§ WHAT TO WORK ON
Write the following entries out again exactly, skipping each image.

────────────────

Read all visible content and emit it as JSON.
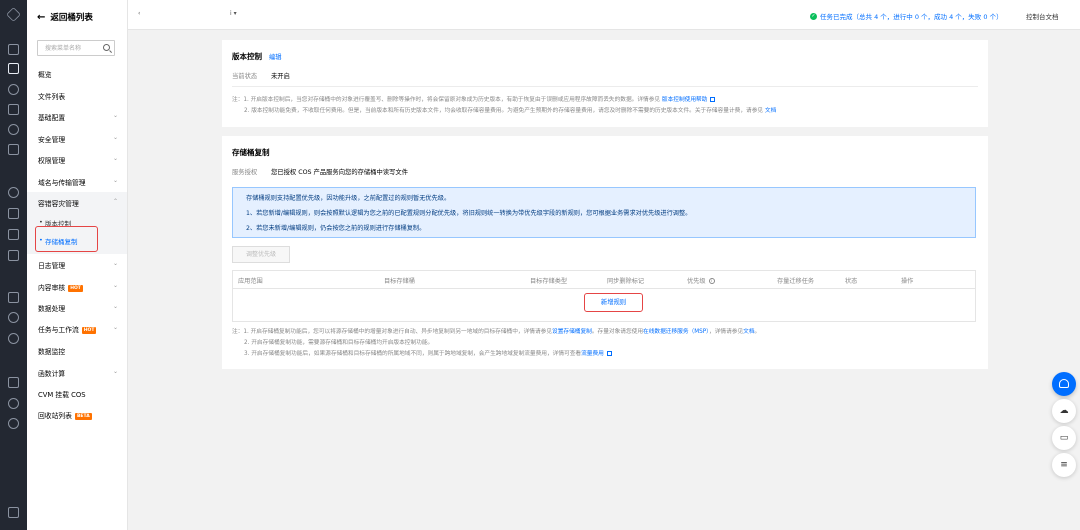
{
  "sidebar": {
    "back_label": "返回桶列表",
    "search_placeholder": "搜索菜单名称",
    "items": [
      {
        "label": "概览"
      },
      {
        "label": "文件列表"
      },
      {
        "label": "基础配置"
      },
      {
        "label": "安全管理"
      },
      {
        "label": "权限管理"
      },
      {
        "label": "域名与传输管理"
      },
      {
        "label": "容错容灾管理"
      },
      {
        "label": "日志管理"
      },
      {
        "label": "内容审核",
        "badge": "HOT"
      },
      {
        "label": "数据处理"
      },
      {
        "label": "任务与工作流",
        "badge": "HOT"
      },
      {
        "label": "数据监控"
      },
      {
        "label": "函数计算"
      },
      {
        "label": "CVM 挂载 COS"
      },
      {
        "label": "回收站列表",
        "badge": "BETA"
      }
    ],
    "subitems": [
      {
        "label": "版本控制"
      },
      {
        "label": "存储桶复制"
      }
    ]
  },
  "topbar": {
    "crumb_a": "‹",
    "crumb_b": "i ▾",
    "task_status": "任务已完成（总共 4 个，进行中 0 个，成功 4 个，失败 0 个）",
    "console_doc": "控制台文档"
  },
  "version_control": {
    "title": "版本控制",
    "edit": "编辑",
    "status_label": "当前状态",
    "status_value": "未开启",
    "note1": "注：1. 开启版本控制后，当您对存储桶中的对象进行覆盖写、删除等操作时，将会保留原对象成为历史版本，有助于恢复由于误删或应用程序故障而丢失的数据。详情参见",
    "note1_link": "版本控制使用帮助",
    "note2": "2. 版本控制功能免费，不收取任何费用。但是，当前版本和所有历史版本文件，均会收取存储容量费用。为避免产生预期外的存储容量费用，请您及时删除不需要的历史版本文件。关于存储容量计费，请参见",
    "note2_link": "文档"
  },
  "replication": {
    "title": "存储桶复制",
    "auth_label": "服务授权",
    "auth_value": "您已授权 COS 产品服务向您的存储桶中读写文件",
    "info_lines": [
      "存储桶规则支持配置优先级，因功能升级，之前配置过的规则暂无优先级。",
      "1、若您新增/编辑规则，则会按照默认逻辑为您之前的已配置规则分配优先级，将旧规则统一转换为带优先级字段的新规则，您可根据业务需求对优先级进行调整。",
      "2、若您未新增/编辑规则，仍会按您之前的规则进行存储桶复制。"
    ],
    "priority_button": "调整优先级",
    "columns": [
      "应用范围",
      "目标存储桶",
      "目标存储类型",
      "同步删除标记",
      "优先级",
      "存量迁移任务",
      "状态",
      "操作"
    ],
    "new_rule": "新增规则",
    "note1": "注：1. 开启存储桶复制功能后，您可以将源存储桶中的增量对象进行自动、异步地复制到另一地域的目标存储桶中，详情请参见",
    "note1_link": "设置存储桶复制",
    "note1_mid": "。存量对象请您使用",
    "note1_link2": "在线数据迁移服务（MSP）",
    "note1_tail": "，详情请参见",
    "note1_link3": "文档",
    "note1_end": "。",
    "note2": "2. 开启存储桶复制功能，需要源存储桶和目标存储桶均开启版本控制功能。",
    "note3": "3. 开启存储桶复制功能后，如果源存储桶和目标存储桶的所属地域不同，则属于跨地域复制，会产生跨地域复制流量费用，详情可查看",
    "note3_link": "流量费用"
  },
  "colors": {
    "accent": "#006eff",
    "highlight": "#e54545",
    "success": "#0abf5b",
    "hot_badge": "#ff7200"
  },
  "icons": [
    "dashboard-icon",
    "cos-icon",
    "link-icon",
    "grid-icon",
    "chart-icon",
    "list-icon",
    "globe-icon",
    "network-icon",
    "table-icon",
    "box-icon",
    "doc-icon",
    "search-icon",
    "settings-icon"
  ]
}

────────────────

§ RESULT FOR THIS TASK
Read all visible content and emit it as JSON.
{
  "sidebar": {
    "back_label": "返回桶列表",
    "search_placeholder": "搜索菜单名称",
    "items": [
      {
        "label": "概览"
      },
      {
        "label": "文件列表"
      },
      {
        "label": "基础配置"
      },
      {
        "label": "安全管理"
      },
      {
        "label": "权限管理"
      },
      {
        "label": "域名与传输管理"
      },
      {
        "label": "容错容灾管理"
      },
      {
        "label": "日志管理"
      },
      {
        "label": "内容审核",
        "badge": "HOT"
      },
      {
        "label": "数据处理"
      },
      {
        "label": "任务与工作流",
        "badge": "HOT"
      },
      {
        "label": "数据监控"
      },
      {
        "label": "函数计算"
      },
      {
        "label": "CVM 挂载 COS"
      },
      {
        "label": "回收站列表",
        "badge": "BETA"
      }
    ],
    "subitems": [
      {
        "label": "版本控制"
      },
      {
        "label": "存储桶复制"
      }
    ]
  },
  "topbar": {
    "crumb_a": "‹",
    "crumb_b": "i ▾",
    "task_status": "任务已完成（总共 4 个，进行中 0 个，成功 4 个，失败 0 个）",
    "console_doc": "控制台文档"
  },
  "version_control": {
    "title": "版本控制",
    "edit": "编辑",
    "status_label": "当前状态",
    "status_value": "未开启",
    "note1": "注：1. 开启版本控制后，当您对存储桶中的对象进行覆盖写、删除等操作时，将会保留原对象成为历史版本，有助于恢复由于误删或应用程序故障而丢失的数据。详情参见",
    "note1_link": "版本控制使用帮助",
    "note2": "2. 版本控制功能免费，不收取任何费用。但是，当前版本和所有历史版本文件，均会收取存储容量费用。为避免产生预期外的存储容量费用，请您及时删除不需要的历史版本文件。关于存储容量计费，请参见",
    "note2_link": "文档"
  },
  "replication": {
    "title": "存储桶复制",
    "auth_label": "服务授权",
    "auth_value": "您已授权 COS 产品服务向您的存储桶中读写文件",
    "info_lines": [
      "存储桶规则支持配置优先级，因功能升级，之前配置过的规则暂无优先级。",
      "1、若您新增/编辑规则，则会按照默认逻辑为您之前的已配置规则分配优先级，将旧规则统一转换为带优先级字段的新规则，您可根据业务需求对优先级进行调整。",
      "2、若您未新增/编辑规则，仍会按您之前的规则进行存储桶复制。"
    ],
    "priority_button": "调整优先级",
    "columns": [
      "应用范围",
      "目标存储桶",
      "目标存储类型",
      "同步删除标记",
      "优先级",
      "存量迁移任务",
      "状态",
      "操作"
    ],
    "new_rule": "新增规则",
    "note1": "注：1. 开启存储桶复制功能后，您可以将源存储桶中的增量对象进行自动、异步地复制到另一地域的目标存储桶中，详情请参见",
    "note1_link": "设置存储桶复制",
    "note1_mid": "。存量对象请您使用",
    "note1_link2": "在线数据迁移服务（MSP）",
    "note1_tail": "，详情请参见",
    "note1_link3": "文档",
    "note1_end": "。",
    "note2": "2. 开启存储桶复制功能，需要源存储桶和目标存储桶均开启版本控制功能。",
    "note3": "3. 开启存储桶复制功能后，如果源存储桶和目标存储桶的所属地域不同，则属于跨地域复制，会产生跨地域复制流量费用，详情可查看",
    "note3_link": "流量费用"
  },
  "colors": {
    "accent": "#006eff",
    "highlight": "#e54545",
    "success": "#0abf5b",
    "hot_badge": "#ff7200"
  },
  "icons": [
    "dashboard-icon",
    "cos-icon",
    "link-icon",
    "grid-icon",
    "chart-icon",
    "list-icon",
    "globe-icon",
    "network-icon",
    "table-icon",
    "box-icon",
    "doc-icon",
    "search-icon",
    "settings-icon"
  ]
}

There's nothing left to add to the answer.